Is Data really the world’s most valuable resource, the oil of its day?
That’s the scenario being posited as the lead story on the front page of The Economist – and what this titan of financial publishing and thought says, others listen to.
Of course, here at digi.me we have long been big believers in the power of data to transform and innovate, for individuals, businesses, society and even governments.
But we also know we’re riding the front of a wave, to some degree waiting for the world to catch up with us about the importance of both protecting and owning the elements that make up your very own, very personal digital footprint.
Thankfully, the importance of personal data is an issue that is pushing itself more and more to the forefront of discussion and awareness with every passing month. Incoming EU legislation, the GDPR, which has a great focus on individual power over personal data, will also force more conversations and visibility ahead of its implementation in a year’s time.
But the main Economist article and associated briefing is a great primer for those hoping to get up to speed on this important issue, straddling as it does the middle line between data’s power and the issues misuse of it can cause.
For example, it is clear that: “Data are to this century what oil was to the last one: a driver of growth and change. Flows of data have created new infrastructure, new businesses, new monopolies, new politics and—crucially—new economics.

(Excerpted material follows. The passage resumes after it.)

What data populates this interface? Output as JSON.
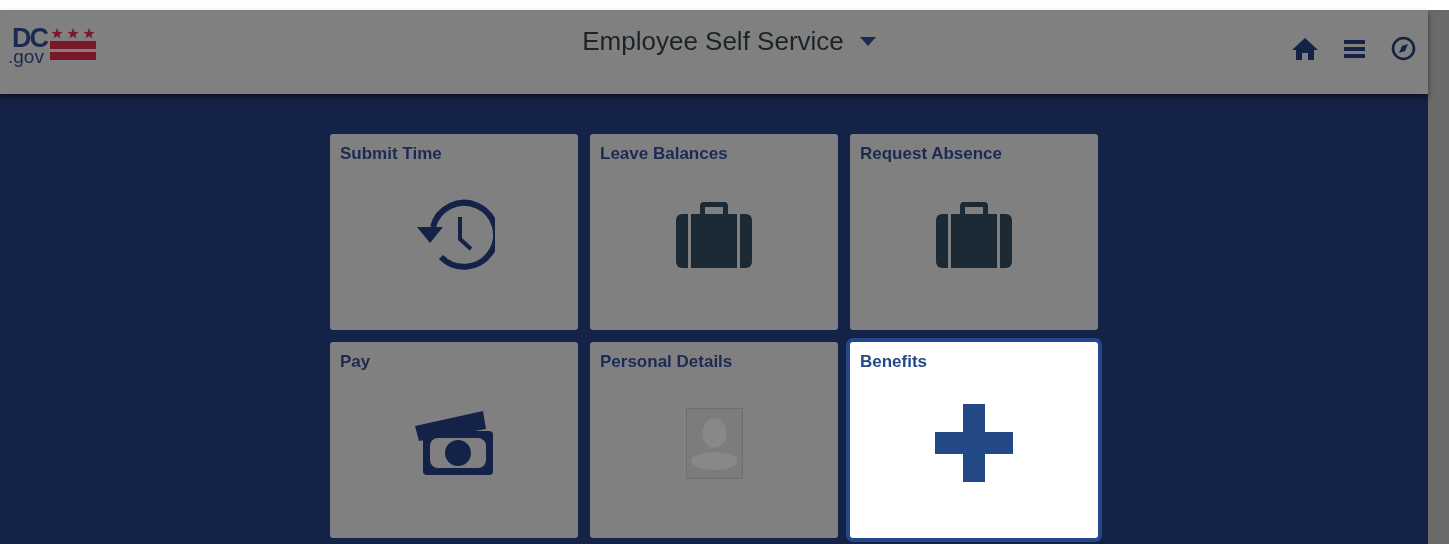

“Digital information is unlike any previous resource; it is extracted, refined, valued, bought and sold in different ways. It changes the rules for markets and it demands new approaches from regulators.
“Many a battle will be fought over who should own, and benefit from, data.”
But it also adds: “There is cause for concern. Internet companies’ control of data gives them enormous power. Old ways of thinking about competition, devised in the era of oil, look outdated in what has come to be called the “data economy”. A new approach is needed.”
Its clarity, too, on what has fuelled this new approach: “What has changed? Smartphones and the internet have made data abundant, ubiquitous and far more valuable.” adds to its authority – this is a well-researched article, and all the more enjoyable for that.
It is a wide-ranging and very thorough piece, looking at all elements of the data economy (not just personal) and in particular what should be done with the Amazons, Googles and Ubers who own, or have access, to huge swathes of it.
Specifically looking at the personal data economy, it speaks of consumers and online giants being “locked in an awkward embrace…but…also showing symptoms of what is called “learned helplessness”: terms and conditions for services are often impenetrable and users have no choice than to accept them (smartphone apps quit immediately if one does not tap on “I agree”).”
It adds: “For their part, online firms have become dependent on the drug of free data: they have no interest in fundamentally changing the deal with their users. Paying for data and building expensive systems to track contributions would make data refiners much less profitable.”
Once again, we couldn’t agree more with this analysis of the current state of data trading – but we are confident that the Internet of Me, and the data revolution that platforms such as digi.me which operate under its principles will bring, are a full and proper solution to these issues. And moreover, a solution that is set to take the world by storm.